Notices were served to two protesters occupying Port Elizabeth, and one protestor occupying Swanson Island, a fish farm approximately 10 km away, also owned by Marine Harvest.

But early Tuesday morning protestors were forced to pack up their tent and leave Port Elizabeth.

“When protesters were served with a notice to appear in court for an injunction hearing, all protesters vacated our worksite,” said Ian Roberts, the company’s Director of Public Affairs.

“We have since adjourned the court hearing on condition that we can reset it upon 36 hours notice to the defendants should they return to the site.”

But Sherry Moon, one of three female First Nations occupiers said they left due to extreme weather, not the injunctions.

The young activists were occupying the farm with Marine Biologist, Alexandra Morton.

“We only left because of weather,” said Moon. “Winds were hitting over 35 knots and our tents were blowing over touching our noses.”.....



John Horgan to embark on energy tour of northwest B.C.


1,000 new tech jobs with Amazon in B.C.

PREMIER John Horgan is welcoming Amazon’s plans to double the size of its professional workforce in British Columbia.

“We’re growing a strong, sustainable economy that benefits everyone, by bringing good-paying jobs to B.C. and investing in training the workforce of tomorrow,” Horgan said on Friday. “We will build on Amazon’s plans to bring 1,000 new jobs to B.C. by continuing to open up access to education and skills training.”

The Seattle-based company has announced plans to double its B.C.-based professional workforce to 2,000 by early 2020.

Horgan was joined by Alexandre Gagnon, Amazon’s vice-president for Canada and Mexico, at the announcement in downtown Vancouver, where the company will lease a new 4,500 square-metre (50,000 square-foot) building on Dunsmuir Street.

“Tech companies employ more than 100,000 people in B.C., with s


BC NDP is freezing hydro rates so does this mean bye, bye Site C?


Horgan Says ‘Everything’s on the Table’ in Review of BC Ferries

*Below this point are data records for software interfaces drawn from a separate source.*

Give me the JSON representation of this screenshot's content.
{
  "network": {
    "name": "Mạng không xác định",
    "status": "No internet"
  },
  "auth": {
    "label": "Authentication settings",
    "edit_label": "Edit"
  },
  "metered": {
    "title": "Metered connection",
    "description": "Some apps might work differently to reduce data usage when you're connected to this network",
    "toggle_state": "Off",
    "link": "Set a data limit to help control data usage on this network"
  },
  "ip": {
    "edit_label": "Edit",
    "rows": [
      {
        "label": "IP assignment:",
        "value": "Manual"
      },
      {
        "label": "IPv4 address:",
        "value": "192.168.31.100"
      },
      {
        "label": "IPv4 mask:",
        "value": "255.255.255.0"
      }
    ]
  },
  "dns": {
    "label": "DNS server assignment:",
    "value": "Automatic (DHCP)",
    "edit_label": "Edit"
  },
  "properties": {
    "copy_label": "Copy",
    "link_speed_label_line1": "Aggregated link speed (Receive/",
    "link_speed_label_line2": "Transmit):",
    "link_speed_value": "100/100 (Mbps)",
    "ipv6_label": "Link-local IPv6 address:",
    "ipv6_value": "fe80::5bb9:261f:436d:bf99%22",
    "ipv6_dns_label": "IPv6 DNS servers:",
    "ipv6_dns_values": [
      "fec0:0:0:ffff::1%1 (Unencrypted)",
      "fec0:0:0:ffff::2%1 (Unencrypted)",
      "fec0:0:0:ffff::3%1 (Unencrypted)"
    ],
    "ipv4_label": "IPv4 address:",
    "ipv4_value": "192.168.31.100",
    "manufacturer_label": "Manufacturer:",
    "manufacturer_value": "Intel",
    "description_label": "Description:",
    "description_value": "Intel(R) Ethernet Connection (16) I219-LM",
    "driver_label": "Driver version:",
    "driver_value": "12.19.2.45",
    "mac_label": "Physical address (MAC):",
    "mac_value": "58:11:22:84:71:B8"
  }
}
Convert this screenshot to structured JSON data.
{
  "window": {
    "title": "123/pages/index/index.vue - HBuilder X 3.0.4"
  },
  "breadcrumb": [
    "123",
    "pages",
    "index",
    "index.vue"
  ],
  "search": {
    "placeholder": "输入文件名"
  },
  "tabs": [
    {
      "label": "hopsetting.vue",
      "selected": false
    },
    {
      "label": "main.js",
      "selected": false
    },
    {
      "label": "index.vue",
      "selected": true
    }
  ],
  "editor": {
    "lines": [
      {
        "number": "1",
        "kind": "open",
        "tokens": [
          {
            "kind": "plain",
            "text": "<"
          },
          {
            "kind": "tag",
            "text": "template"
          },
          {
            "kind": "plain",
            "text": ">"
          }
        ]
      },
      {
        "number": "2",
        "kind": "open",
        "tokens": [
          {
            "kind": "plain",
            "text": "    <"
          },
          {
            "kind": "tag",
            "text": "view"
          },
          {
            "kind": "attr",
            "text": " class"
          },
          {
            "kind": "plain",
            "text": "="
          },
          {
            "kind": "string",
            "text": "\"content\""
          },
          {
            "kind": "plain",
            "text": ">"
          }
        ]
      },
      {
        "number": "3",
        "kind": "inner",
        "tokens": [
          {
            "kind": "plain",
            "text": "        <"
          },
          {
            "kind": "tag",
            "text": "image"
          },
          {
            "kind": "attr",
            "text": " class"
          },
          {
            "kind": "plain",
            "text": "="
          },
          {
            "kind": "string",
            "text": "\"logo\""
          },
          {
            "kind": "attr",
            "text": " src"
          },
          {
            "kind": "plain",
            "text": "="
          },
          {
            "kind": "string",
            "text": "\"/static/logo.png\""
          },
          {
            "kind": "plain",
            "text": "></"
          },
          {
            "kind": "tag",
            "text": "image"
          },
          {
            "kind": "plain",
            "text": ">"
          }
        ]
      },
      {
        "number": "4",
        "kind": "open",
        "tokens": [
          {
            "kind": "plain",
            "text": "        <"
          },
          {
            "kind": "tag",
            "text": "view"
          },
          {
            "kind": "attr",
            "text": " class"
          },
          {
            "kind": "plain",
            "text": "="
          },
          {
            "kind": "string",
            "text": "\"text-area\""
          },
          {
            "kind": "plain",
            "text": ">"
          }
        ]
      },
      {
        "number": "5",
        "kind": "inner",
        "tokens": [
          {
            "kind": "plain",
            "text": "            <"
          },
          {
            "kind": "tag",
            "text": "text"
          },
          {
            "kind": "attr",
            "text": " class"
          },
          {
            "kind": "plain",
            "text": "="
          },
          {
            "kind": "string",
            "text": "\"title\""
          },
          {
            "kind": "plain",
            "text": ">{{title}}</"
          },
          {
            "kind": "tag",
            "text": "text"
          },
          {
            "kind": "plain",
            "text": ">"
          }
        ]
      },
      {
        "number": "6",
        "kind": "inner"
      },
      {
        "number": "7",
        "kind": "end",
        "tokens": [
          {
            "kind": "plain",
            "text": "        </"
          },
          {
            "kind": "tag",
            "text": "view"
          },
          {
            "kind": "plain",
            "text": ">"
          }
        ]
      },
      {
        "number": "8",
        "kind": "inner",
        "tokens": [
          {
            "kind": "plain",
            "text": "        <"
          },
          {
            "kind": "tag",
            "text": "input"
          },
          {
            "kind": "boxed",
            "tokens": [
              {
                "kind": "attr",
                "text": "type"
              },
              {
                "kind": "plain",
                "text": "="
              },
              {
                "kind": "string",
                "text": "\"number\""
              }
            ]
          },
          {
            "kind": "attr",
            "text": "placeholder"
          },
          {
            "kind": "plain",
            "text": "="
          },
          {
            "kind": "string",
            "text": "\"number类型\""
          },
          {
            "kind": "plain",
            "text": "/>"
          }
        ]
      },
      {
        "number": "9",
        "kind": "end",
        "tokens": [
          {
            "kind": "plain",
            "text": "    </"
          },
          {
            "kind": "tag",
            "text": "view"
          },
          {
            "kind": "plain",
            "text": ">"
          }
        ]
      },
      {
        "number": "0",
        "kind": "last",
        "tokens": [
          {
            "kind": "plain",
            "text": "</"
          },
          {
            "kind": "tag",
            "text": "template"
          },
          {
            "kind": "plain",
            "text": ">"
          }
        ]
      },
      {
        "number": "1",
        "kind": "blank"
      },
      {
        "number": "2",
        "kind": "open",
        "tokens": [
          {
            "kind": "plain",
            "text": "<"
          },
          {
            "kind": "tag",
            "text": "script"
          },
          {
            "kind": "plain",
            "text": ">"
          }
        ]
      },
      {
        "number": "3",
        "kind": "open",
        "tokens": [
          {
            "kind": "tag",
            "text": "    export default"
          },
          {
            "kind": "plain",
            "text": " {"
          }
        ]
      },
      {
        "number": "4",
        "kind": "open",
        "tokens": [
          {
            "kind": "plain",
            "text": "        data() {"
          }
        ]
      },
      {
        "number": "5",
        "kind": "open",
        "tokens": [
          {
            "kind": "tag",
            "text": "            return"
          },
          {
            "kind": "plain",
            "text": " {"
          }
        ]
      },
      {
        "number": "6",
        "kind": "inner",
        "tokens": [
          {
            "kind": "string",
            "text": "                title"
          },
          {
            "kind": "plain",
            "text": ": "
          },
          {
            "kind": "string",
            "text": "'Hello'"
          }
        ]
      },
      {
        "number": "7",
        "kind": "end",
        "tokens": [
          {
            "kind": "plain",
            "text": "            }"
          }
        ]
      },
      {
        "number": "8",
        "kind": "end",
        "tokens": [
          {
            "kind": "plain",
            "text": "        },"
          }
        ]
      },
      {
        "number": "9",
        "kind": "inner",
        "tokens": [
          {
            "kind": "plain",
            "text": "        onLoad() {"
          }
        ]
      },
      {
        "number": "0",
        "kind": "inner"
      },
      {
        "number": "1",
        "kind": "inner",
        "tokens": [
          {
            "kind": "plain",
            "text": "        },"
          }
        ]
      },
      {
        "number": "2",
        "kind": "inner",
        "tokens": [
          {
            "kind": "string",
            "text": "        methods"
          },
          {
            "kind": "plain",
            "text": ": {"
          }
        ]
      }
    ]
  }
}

Minister in charge of review says it will focus on operations, not corporate structure.


BC NDP moves to keep big money out of municipal elections